Traffic safety measures ranging from seat belt and drunk driving enforcement to design standards for cars and trucks “averted a public health disaster” by preventing about 5.8 million deaths in the U.S. from 1968 through 2015, according to a new study.
The analysis found that without federal and state policies, traffic deaths annually would “likely have been in the hundreds of thousands rather than tens of thousands” in recent years. The report, published in the Journal of Public Health Policy, was by Leon Robertson, an injury epidemiology expert who taught at Yale and Harvard and has written more than 150 research papers and books, many on automotive safety.
Robertson’s estimate of 5.8 million lives saved over nearly a half-century is almost 10 times higher than a previous government estimate for a similar period. At least one other auto safety expert – Charles Farmer, the vice president for research at the Insurance Institute for Highway Safety – characterized Robertson’s estimate as way too high.

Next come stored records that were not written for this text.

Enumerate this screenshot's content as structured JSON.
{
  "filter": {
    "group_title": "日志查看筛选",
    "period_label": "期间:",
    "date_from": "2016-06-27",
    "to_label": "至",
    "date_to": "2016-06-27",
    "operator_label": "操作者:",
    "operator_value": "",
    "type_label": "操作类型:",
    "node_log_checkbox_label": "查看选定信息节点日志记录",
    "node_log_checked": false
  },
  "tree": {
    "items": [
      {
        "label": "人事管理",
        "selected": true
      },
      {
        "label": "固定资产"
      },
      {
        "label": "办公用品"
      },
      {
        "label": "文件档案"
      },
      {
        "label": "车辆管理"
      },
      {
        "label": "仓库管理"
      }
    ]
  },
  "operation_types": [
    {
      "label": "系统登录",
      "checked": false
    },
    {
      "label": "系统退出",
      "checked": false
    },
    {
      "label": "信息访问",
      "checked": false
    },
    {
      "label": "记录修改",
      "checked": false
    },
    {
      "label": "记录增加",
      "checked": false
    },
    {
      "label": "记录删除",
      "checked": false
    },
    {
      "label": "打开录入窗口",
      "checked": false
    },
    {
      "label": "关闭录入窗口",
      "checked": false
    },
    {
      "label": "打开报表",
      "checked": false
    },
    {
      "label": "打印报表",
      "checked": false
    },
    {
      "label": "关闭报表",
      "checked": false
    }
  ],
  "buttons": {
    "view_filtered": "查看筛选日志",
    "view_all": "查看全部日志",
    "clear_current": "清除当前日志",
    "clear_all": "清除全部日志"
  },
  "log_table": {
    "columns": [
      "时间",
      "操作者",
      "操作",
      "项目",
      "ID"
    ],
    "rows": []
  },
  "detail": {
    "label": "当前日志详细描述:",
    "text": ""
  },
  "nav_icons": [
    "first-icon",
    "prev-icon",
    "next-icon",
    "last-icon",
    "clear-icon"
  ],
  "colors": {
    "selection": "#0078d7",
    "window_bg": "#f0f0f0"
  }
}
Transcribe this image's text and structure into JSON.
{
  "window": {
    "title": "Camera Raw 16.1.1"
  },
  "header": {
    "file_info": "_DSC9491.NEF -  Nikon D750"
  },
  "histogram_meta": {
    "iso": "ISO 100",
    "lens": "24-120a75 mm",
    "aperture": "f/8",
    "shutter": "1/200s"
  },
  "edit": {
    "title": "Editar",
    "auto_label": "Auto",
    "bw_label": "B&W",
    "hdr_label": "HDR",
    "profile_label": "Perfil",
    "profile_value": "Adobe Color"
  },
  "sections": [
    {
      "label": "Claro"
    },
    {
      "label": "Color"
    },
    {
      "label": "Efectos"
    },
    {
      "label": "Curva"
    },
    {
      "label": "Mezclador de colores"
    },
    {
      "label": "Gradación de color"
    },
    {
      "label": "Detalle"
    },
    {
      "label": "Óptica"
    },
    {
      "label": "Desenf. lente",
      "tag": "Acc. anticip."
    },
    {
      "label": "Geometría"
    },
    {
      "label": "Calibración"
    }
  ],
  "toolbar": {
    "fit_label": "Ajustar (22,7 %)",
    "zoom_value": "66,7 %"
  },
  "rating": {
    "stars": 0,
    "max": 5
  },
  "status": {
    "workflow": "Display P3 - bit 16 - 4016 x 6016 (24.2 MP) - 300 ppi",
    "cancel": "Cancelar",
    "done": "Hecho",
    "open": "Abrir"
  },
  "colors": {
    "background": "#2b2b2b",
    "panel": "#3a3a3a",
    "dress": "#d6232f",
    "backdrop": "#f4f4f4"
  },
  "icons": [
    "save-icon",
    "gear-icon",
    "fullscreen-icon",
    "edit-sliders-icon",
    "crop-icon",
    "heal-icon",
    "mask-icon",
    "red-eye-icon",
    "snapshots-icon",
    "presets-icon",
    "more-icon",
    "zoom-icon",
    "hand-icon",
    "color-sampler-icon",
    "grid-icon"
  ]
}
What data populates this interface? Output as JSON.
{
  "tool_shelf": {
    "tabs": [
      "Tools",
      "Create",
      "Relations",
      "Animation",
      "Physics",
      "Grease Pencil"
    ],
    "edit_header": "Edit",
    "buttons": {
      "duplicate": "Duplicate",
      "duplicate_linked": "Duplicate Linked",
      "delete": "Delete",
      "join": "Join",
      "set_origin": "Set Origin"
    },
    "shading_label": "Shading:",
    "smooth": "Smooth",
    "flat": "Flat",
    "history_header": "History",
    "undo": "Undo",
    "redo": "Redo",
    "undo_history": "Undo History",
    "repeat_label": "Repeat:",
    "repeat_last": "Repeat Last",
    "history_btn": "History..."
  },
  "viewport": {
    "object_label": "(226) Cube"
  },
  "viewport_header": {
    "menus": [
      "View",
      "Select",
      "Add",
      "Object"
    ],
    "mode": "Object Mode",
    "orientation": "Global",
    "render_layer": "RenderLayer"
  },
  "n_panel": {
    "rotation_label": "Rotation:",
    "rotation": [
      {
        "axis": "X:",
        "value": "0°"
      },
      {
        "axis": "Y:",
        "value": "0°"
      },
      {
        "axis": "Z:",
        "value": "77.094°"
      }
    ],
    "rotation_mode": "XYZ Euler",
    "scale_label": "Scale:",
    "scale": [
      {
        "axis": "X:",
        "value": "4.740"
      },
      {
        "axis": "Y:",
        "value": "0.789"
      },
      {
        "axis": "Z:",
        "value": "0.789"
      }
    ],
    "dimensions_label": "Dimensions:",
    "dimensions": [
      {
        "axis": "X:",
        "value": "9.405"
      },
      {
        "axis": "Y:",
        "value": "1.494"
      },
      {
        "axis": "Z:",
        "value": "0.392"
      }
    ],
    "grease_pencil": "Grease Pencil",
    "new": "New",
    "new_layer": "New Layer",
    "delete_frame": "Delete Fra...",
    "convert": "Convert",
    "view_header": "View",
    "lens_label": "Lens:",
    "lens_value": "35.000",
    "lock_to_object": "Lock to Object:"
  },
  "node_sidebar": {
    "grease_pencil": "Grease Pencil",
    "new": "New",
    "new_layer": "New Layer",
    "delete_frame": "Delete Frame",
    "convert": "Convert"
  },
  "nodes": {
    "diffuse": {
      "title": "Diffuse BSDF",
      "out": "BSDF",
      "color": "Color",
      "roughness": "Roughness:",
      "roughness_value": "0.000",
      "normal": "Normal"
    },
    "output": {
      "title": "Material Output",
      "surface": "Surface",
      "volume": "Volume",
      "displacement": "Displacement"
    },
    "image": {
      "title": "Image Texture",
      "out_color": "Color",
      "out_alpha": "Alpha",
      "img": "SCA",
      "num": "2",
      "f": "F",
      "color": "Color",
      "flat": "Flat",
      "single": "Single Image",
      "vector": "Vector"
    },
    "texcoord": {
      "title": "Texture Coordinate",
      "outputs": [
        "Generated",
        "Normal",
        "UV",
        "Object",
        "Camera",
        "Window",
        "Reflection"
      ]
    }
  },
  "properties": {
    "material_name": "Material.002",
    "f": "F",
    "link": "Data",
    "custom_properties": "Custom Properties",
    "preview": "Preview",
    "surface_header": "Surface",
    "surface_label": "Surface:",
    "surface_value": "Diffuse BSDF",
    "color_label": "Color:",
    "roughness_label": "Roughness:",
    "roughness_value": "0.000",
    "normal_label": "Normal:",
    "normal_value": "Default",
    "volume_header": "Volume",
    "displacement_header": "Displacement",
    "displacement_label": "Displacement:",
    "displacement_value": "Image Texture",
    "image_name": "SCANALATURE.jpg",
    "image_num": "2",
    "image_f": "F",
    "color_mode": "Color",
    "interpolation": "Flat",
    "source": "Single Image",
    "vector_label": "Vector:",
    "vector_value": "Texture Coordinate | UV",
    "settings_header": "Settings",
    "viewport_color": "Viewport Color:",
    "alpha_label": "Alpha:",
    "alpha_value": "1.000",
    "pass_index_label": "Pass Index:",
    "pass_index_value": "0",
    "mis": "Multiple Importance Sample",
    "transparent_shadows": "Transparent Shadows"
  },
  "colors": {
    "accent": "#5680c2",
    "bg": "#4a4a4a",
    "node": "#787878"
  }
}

But Robertson told FairWarning that his peer-reviewed study reflected a broad array of factors that influence safety. He took into account the rising numbers of registered cars, trucks and motorcycles in recent decades, along with increases in miles traveled. Robertson also evaluated population growth and the increases in young, inexperienced drivers, who have a higher risk of accidents. Other considerations included population shifts to warmer states, where people tend to drive more.